The McCarthy Tétrault LLP Scholarship is for students who are the first in their family to attend university. The scholarship is renewable, covering the entire three years of the Ryerson Juris Doctor program.

“Ryerson Law’s vision of a progressive, inclusive and innovative student education reflects values that are core to who we are at McCarthy Tétrault,”  says Dave Leonard, partner and CEO at McCarthy Tétrault. “We know that students who are the first in their family to complete post-secondary education often lack access to the professional and social networks that others take for granted,” he adds. “We are delighted to have an opportunity to support a talented student like Shanté Brown, and we’re looking forward to seeing her academic and professional journey unfold.”

“As a first generation student, I learned everything the hard way, but now it feels like my hard work is finally paying off,” says Brown, who has known she wanted to be a lawyer since she was young. With one of her parents having spent time inside the detention system, she intends to practice as a criminal justice attorney and pursue reform.

“I know what it is like being on the other side of the fence, knowing the person suffering is a good person,” says Brown.

Ryerson’s commitment to diversity and inclusion drew Brown to the university. “Donna E. Young being appointed dean really sealed the deal for me,” says Brown. “Everything I hold close to my heart is everything the law school is built on.”

Mryam Sarkis also knew at a young age that she wanted to be a lawyer. As part of a Christian religious minority in Iraq, Sarkis’ family was forced to flee persecution during the first Gulf War. The immigration lawyer that helped her family settle in Canada inspired Sarkis to pursue a career in law.

She started by engaging in the sponsorship process and has completed more than a dozen sponsorship applications for vulnerable, at-risk individuals. She has also been an active volunteer in support of displaced people arriving in Toonto.  
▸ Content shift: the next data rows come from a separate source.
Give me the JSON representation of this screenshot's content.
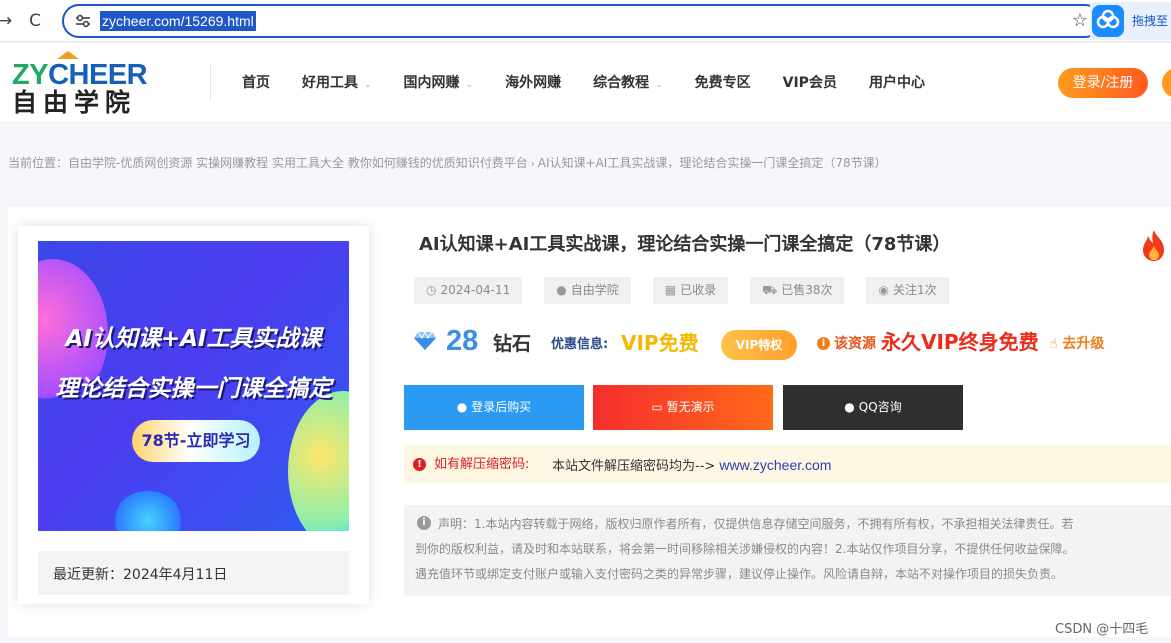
{
  "browser": {
    "back_glyph": "→",
    "reload_glyph": "C",
    "url": "zycheer.com/15269.html",
    "star_glyph": "☆",
    "extension_label": "拖拽至"
  },
  "site": {
    "logo_en_a": "ZY",
    "logo_en_b": "CHEER",
    "logo_cn": "自由学院",
    "nav": [
      {
        "label": "首页",
        "dropdown": false
      },
      {
        "label": "好用工具",
        "dropdown": true
      },
      {
        "label": "国内网赚",
        "dropdown": true
      },
      {
        "label": "海外网赚",
        "dropdown": false
      },
      {
        "label": "综合教程",
        "dropdown": true
      },
      {
        "label": "免费专区",
        "dropdown": false
      },
      {
        "label": "VIP会员",
        "dropdown": false
      },
      {
        "label": "用户中心",
        "dropdown": false
      }
    ],
    "caret_glyph": "⌄",
    "login_label": "登录/注册"
  },
  "breadcrumb": {
    "prefix": "当前位置：",
    "home": "自由学院-优质网创资源 实操网赚教程 实用工具大全 教你如何赚钱的优质知识付费平台",
    "sep": "›",
    "current": "AI认知课+AI工具实战课，理论结合实操一门课全搞定（78节课）"
  },
  "thumbnail": {
    "line1": "AI认知课+AI工具实战课",
    "line2": "理论结合实操一门课全搞定",
    "pill": "78节-立即学习"
  },
  "update": {
    "text": "最近更新：2024年4月11日"
  },
  "post": {
    "title": "AI认知课+AI工具实战课，理论结合实操一门课全搞定（78节课）",
    "meta": [
      {
        "icon": "clock-icon",
        "glyph": "◷",
        "text": "2024-04-11"
      },
      {
        "icon": "user-icon",
        "glyph": "●",
        "text": "自由学院"
      },
      {
        "icon": "windows-icon",
        "glyph": "▦",
        "text": "已收录"
      },
      {
        "icon": "cart-icon",
        "glyph": "⛟",
        "text": "已售38次"
      },
      {
        "icon": "eye-icon",
        "glyph": "◉",
        "text": "关注1次"
      }
    ]
  },
  "price": {
    "amount": "28",
    "unit": "钻石",
    "discount_label": "优惠信息:",
    "discount_value": "VIP免费",
    "vip_badge": "VIP特权",
    "resource_label": "该资源",
    "resource_value": "永久VIP终身免费",
    "upgrade_glyph": "☝",
    "upgrade_label": "去升级",
    "info_glyph": "i"
  },
  "buttons": {
    "buy_glyph": "●",
    "buy": "登录后购买",
    "demo_glyph": "▭",
    "demo": "暂无演示",
    "qq_glyph": "●",
    "qq": "QQ咨询"
  },
  "password": {
    "alert_glyph": "!",
    "label": "如有解压缩密码:",
    "text": "本站文件解压缩密码均为-->",
    "link": "www.zycheer.com"
  },
  "notice": {
    "icon_glyph": "i",
    "line1": "声明：1.本站内容转载于网络，版权归原作者所有，仅提供信息存储空间服务，不拥有所有权，不承担相关法律责任。若",
    "line2": "到你的版权利益，请及时和本站联系，将会第一时间移除相关涉嫌侵权的内容！2.本站仅作项目分享，不提供任何收益保障。",
    "line3": "遇充值环节或绑定支付账户或输入支付密码之类的异常步骤，建议停止操作。风险请自辩，本站不对操作项目的损失负责。"
  },
  "watermark": "CSDN @十四毛",
  "colors": {
    "brand_green": "#21a866",
    "brand_blue": "#1760b8",
    "accent_orange": "#ff7a1f",
    "price_blue": "#3a8ee6",
    "vip_gold": "#f5b800",
    "alert_red": "#ee2a1b"
  }
}
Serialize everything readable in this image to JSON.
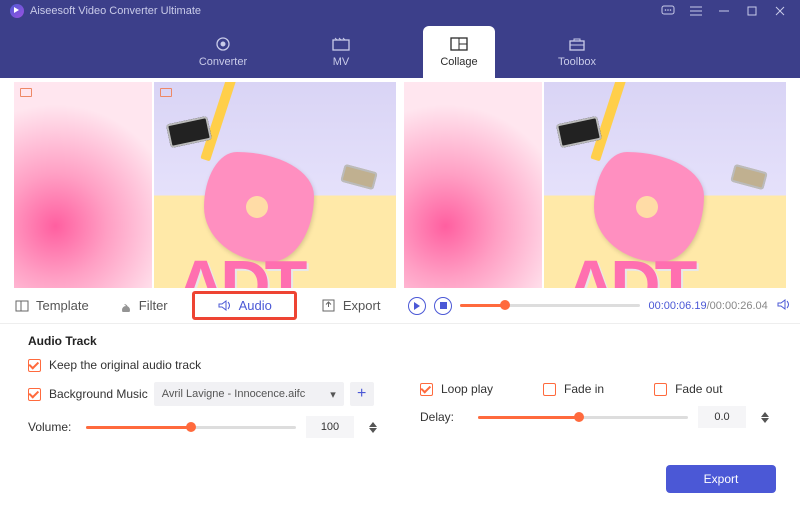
{
  "titlebar": {
    "app_title": "Aiseesoft Video Converter Ultimate"
  },
  "nav": {
    "tabs": [
      {
        "label": "Converter"
      },
      {
        "label": "MV"
      },
      {
        "label": "Collage",
        "active": true
      },
      {
        "label": "Toolbox"
      }
    ]
  },
  "subtabs": {
    "items": [
      {
        "label": "Template"
      },
      {
        "label": "Filter"
      },
      {
        "label": "Audio",
        "active": true
      },
      {
        "label": "Export"
      }
    ]
  },
  "player": {
    "current_time": "00:00:06.19",
    "total_time": "00:00:26.04",
    "separator": "/"
  },
  "audio": {
    "section_title": "Audio Track",
    "keep_original_label": "Keep the original audio track",
    "keep_original_checked": true,
    "background_music_label": "Background Music",
    "background_music_checked": true,
    "selected_track": "Avril Lavigne - Innocence.aifc",
    "volume_label": "Volume:",
    "volume_value": "100",
    "volume_pct": 50,
    "loop_label": "Loop play",
    "loop_checked": true,
    "fadein_label": "Fade in",
    "fadein_checked": false,
    "fadeout_label": "Fade out",
    "fadeout_checked": false,
    "delay_label": "Delay:",
    "delay_value": "0.0",
    "delay_pct": 48
  },
  "footer": {
    "export_label": "Export"
  },
  "colors": {
    "accent_blue": "#4b58d6",
    "accent_orange": "#ff6a3d",
    "header_bg": "#3c3f8a"
  }
}
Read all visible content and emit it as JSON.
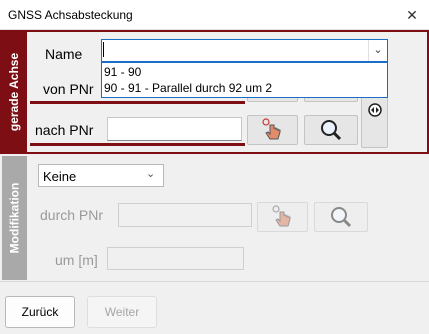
{
  "window": {
    "title": "GNSS Achsabsteckung",
    "close_glyph": "✕"
  },
  "section1": {
    "side_label": "gerade Achse",
    "name_label": "Name",
    "name_value": "",
    "von_label": "von PNr",
    "nach_label": "nach PNr",
    "dropdown_items": [
      "91 - 90",
      "90 - 91 - Parallel durch 92 um 2"
    ],
    "accent_color": "#7d0f14"
  },
  "section2": {
    "side_label": "Modifikation",
    "select_value": "Keine",
    "durch_label": "durch PNr",
    "um_label": "um [m]",
    "side_color": "#a9a9a9"
  },
  "footer": {
    "back_label": "Zurück",
    "next_label": "Weiter"
  }
}
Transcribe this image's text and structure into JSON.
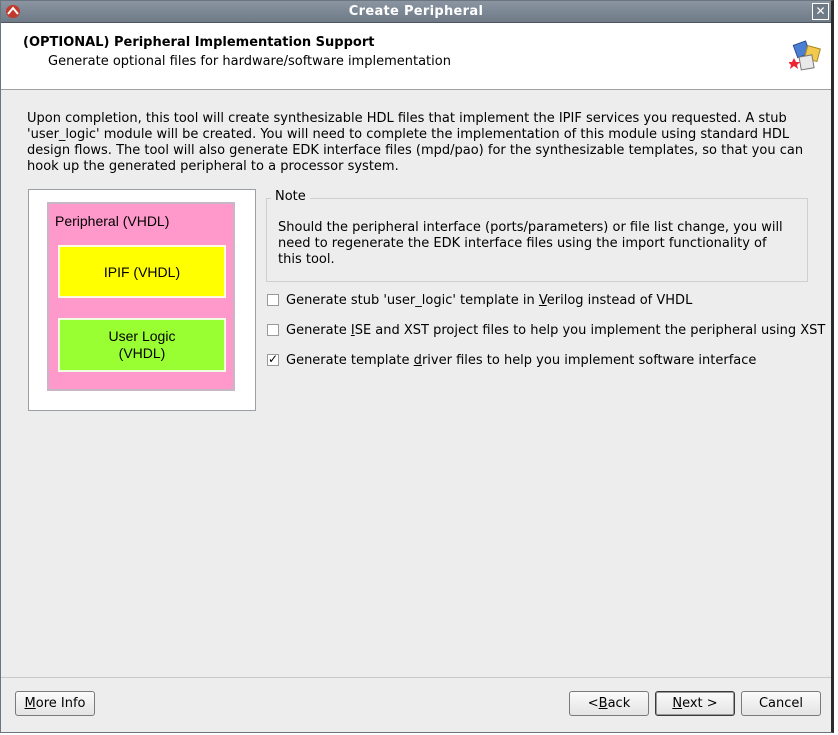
{
  "window": {
    "title": "Create Peripheral",
    "close_glyph": "✕"
  },
  "header": {
    "title": "(OPTIONAL) Peripheral Implementation Support",
    "subtitle": "Generate optional files for hardware/software implementation",
    "icon": "wizard-puzzle-icon"
  },
  "description": "Upon completion, this tool will create synthesizable HDL files that implement the IPIF services you requested. A stub 'user_logic' module will be created. You will need to complete the implementation of this module using standard HDL design flows. The tool will also generate EDK interface files (mpd/pao) for the synthesizable templates, so that you can hook up the generated peripheral to a processor system.",
  "diagram": {
    "peripheral_label": "Peripheral (VHDL)",
    "ipif_label": "IPIF (VHDL)",
    "user_logic_label": "User Logic\n(VHDL)",
    "colors": {
      "peripheral": "#ff99cc",
      "ipif": "#ffff00",
      "user_logic": "#99ff33"
    }
  },
  "note": {
    "legend": "Note",
    "text": "Should the peripheral interface (ports/parameters) or file list change, you will need to regenerate the EDK interface files using the import functionality of this tool."
  },
  "options": [
    {
      "pre": "Generate stub 'user_logic' template in ",
      "mnemonic": "V",
      "post": "erilog instead of VHDL",
      "checked": false
    },
    {
      "pre": "Generate ",
      "mnemonic": "I",
      "post": "SE and XST project files to help you implement the peripheral using XST",
      "checked": false
    },
    {
      "pre": "Generate template ",
      "mnemonic": "d",
      "post": "river files to help you implement software interface",
      "checked": true
    }
  ],
  "buttons": {
    "more_info": {
      "mnemonic": "M",
      "rest": "ore Info"
    },
    "back": {
      "pre": "< ",
      "mnemonic": "B",
      "rest": "ack"
    },
    "next": {
      "mnemonic": "N",
      "rest": "ext >"
    },
    "cancel": {
      "label": "Cancel"
    }
  }
}
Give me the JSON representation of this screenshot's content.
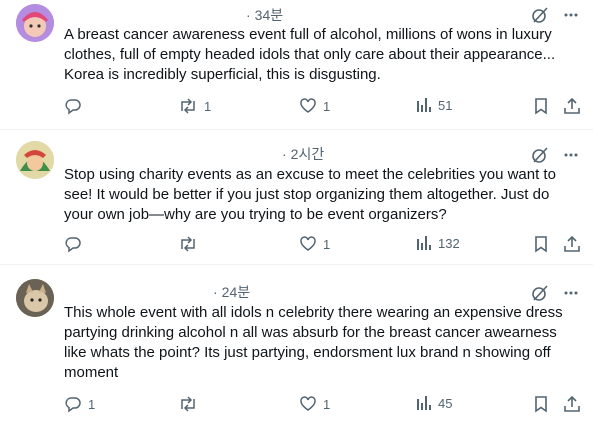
{
  "posts": [
    {
      "time": "34분",
      "text": "A breast cancer awareness event full of alcohol, millions of wons in luxury clothes, full of empty headed idols that only care about their appearance... Korea is incredibly superficial, this is disgusting.",
      "reply_count": "",
      "repost_count": "1",
      "like_count": "1",
      "view_count": "51"
    },
    {
      "time": "2시간",
      "text": "Stop using charity events as an excuse to meet the celebrities you want to see! It would be better if you just stop organizing them altogether. Just do your own job—why are you trying to be event organizers?",
      "reply_count": "",
      "repost_count": "",
      "like_count": "1",
      "view_count": "132"
    },
    {
      "time": "24분",
      "text": "This whole event with all idols n celebrity there wearing an expensive dress partying drinking alcohol n all was absurb for the breast cancer awearness like whats the point? Its just partying, endorsment lux brand n showing off moment",
      "reply_count": "1",
      "repost_count": "",
      "like_count": "1",
      "view_count": "45"
    }
  ],
  "separator": "·",
  "icons": [
    "grok-icon",
    "more-icon",
    "reply-icon",
    "repost-icon",
    "like-icon",
    "views-icon",
    "bookmark-icon",
    "share-icon"
  ],
  "colors": {
    "text": "#0f1419",
    "muted": "#536471",
    "border": "#eff3f4"
  }
}
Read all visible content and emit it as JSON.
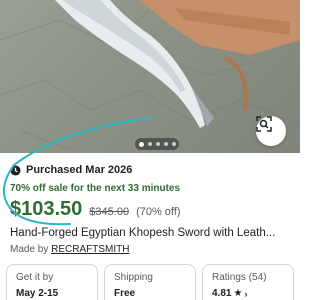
{
  "product": {
    "purchased_text": "Purchased Mar 2026",
    "sale_text": "70% off sale for the next 33 minutes",
    "price": "$103.50",
    "original_price": "$345.00",
    "discount": "(70% off)",
    "title": "Hand-Forged Egyptian Khopesh Sword with Leath...",
    "made_by_prefix": "Made by ",
    "shop_name": "RECRAFTSMITH"
  },
  "cards": [
    {
      "label": "Get it by",
      "value": "May 2-15"
    },
    {
      "label": "Shipping",
      "value": "Free"
    },
    {
      "label": "Ratings (54)",
      "value": "4.81"
    }
  ],
  "colors": {
    "price_green": "#2f6c33",
    "highlight_teal": "#2bb7c4"
  },
  "icons": {
    "purchased": "clock-icon",
    "visual_search": "image-search-icon",
    "rating": "star-icon"
  }
}
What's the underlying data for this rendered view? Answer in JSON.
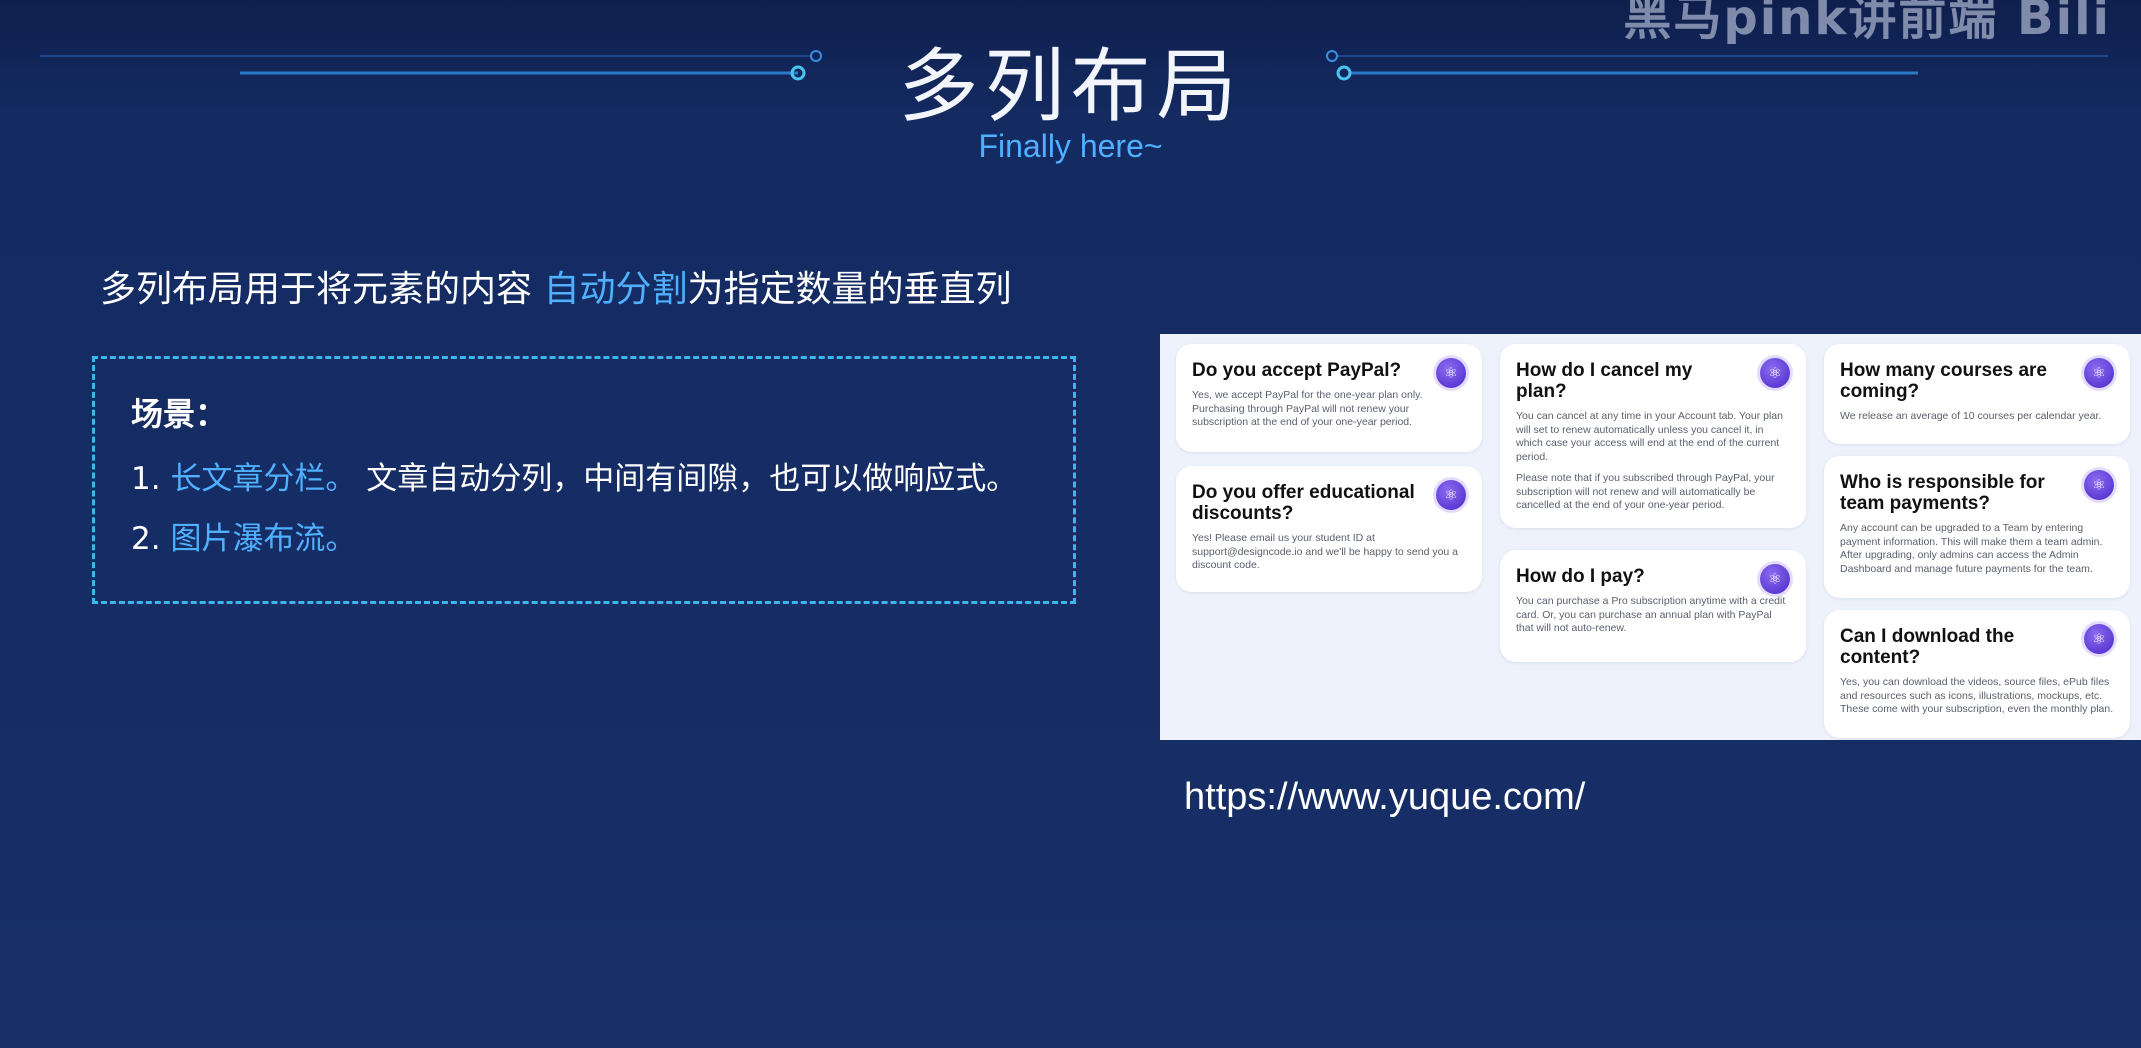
{
  "watermark": "黑马pink讲前端 Bili",
  "title": "多列布局",
  "subtitle": "Finally here~",
  "intro": {
    "before": "多列布局用于将元素的内容 ",
    "highlight": "自动分割",
    "after": "为指定数量的垂直列"
  },
  "scene": {
    "label": "场景：",
    "items": [
      {
        "num": "1. ",
        "highlight": "长文章分栏。",
        "rest": " 文章自动分列，中间有间隙，也可以做响应式。"
      },
      {
        "num": "2. ",
        "highlight": "图片瀑布流。",
        "rest": ""
      }
    ]
  },
  "faq_cards": [
    {
      "title": "Do you accept PayPal?",
      "text": "Yes, we accept PayPal for the one-year plan only. Purchasing through PayPal will not renew your subscription at the end of your one-year period."
    },
    {
      "title": "Do you offer educational discounts?",
      "text": "Yes! Please email us your student ID at support@designcode.io and we'll be happy to send you a discount code."
    },
    {
      "title": "How do I cancel my plan?",
      "text": "You can cancel at any time in your Account tab. Your plan will set to renew automatically unless you cancel it, in which case your access will end at the end of the current period.",
      "text2": "Please note that if you subscribed through PayPal, your subscription will not renew and will automatically be cancelled at the end of your one-year period."
    },
    {
      "title": "How do I pay?",
      "text": "You can purchase a Pro subscription anytime with a credit card. Or, you can purchase an annual plan with PayPal that will not auto-renew."
    },
    {
      "title": "How many courses are coming?",
      "text": "We release an average of 10 courses per calendar year."
    },
    {
      "title": "Who is responsible for team payments?",
      "text": "Any account can be upgraded to a Team by entering payment information. This will make them a team admin. After upgrading, only admins can access the Admin Dashboard and manage future payments for the team."
    },
    {
      "title": "Can I download the content?",
      "text": "Yes, you can download the videos, source files, ePub files and resources such as icons, illustrations, mockups, etc. These come with your subscription, even the monthly plan."
    }
  ],
  "badge_icon": "react-logo-icon",
  "url": "https://www.yuque.com/",
  "colors": {
    "background": "#172e66",
    "highlight": "#4fb0ff",
    "dashed_border": "#3db7ea"
  }
}
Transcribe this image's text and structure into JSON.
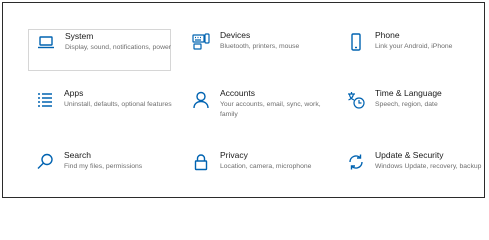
{
  "settings": {
    "accent_color": "#0063b1",
    "tiles": [
      {
        "title": "System",
        "description": "Display, sound, notifications, power",
        "icon": "laptop-icon",
        "selected": true
      },
      {
        "title": "Devices",
        "description": "Bluetooth, printers, mouse",
        "icon": "keyboard-icon"
      },
      {
        "title": "Phone",
        "description": "Link your Android, iPhone",
        "icon": "phone-icon"
      },
      {
        "title": "Apps",
        "description": "Uninstall, defaults, optional features",
        "icon": "apps-list-icon"
      },
      {
        "title": "Accounts",
        "description": "Your accounts, email, sync, work, family",
        "icon": "person-icon"
      },
      {
        "title": "Time & Language",
        "description": "Speech, region, date",
        "icon": "time-language-icon"
      },
      {
        "title": "Search",
        "description": "Find my files, permissions",
        "icon": "search-icon"
      },
      {
        "title": "Privacy",
        "description": "Location, camera, microphone",
        "icon": "lock-icon"
      },
      {
        "title": "Update & Security",
        "description": "Windows Update, recovery, backup",
        "icon": "sync-arrows-icon"
      }
    ]
  }
}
While studying Human Rights and Equity at York University, Sarkis worked a variety of jobs, including as a research assistant at Cassels Brock and Blackwell LLP. She even started her own event marketing business to save for law school and support herself and her family.

“I wanted to have a lot of experience before going to law school,” says Sarkis. “My family also sold everything to come to Canada so I had to make extra income to be able to afford it.”

Students like Sarkis are the reason Ha-Redeye created an award. The Ryerson professor and executive director of the Durham Community Legal Clinic notes that the “cost of tuition can be prohibitive. Some people from different backgrounds who would make great lawyers don’t pursue a career in law because of it.”

Sarkis notes, “this is the award I really wanted: this is me. It champions those who have kept social justice at the heart of everything they’ve done. Being the recipient provides me with more motivation to help students who have had to go through the same obstacles I have.”

Ha-Redeye, who received the Diamond Jubilee Medal in 2012 for contributions towards access to justice and advocacy for marginalized populations, notes that the high cost of legal education often deters lawyers from focusing on “the social justice issues that, in many cases, are the reason they became a lawyer. Instead,” he adds, “they have to focus on a high paying role to pay back all the money they spent getting a legal education.”

“With the award,” says Ha-Redeye, “I’d like to play at least a small part to help facilitate their education and give them the time to engage in the access to justice and social justice issues that are important to them.”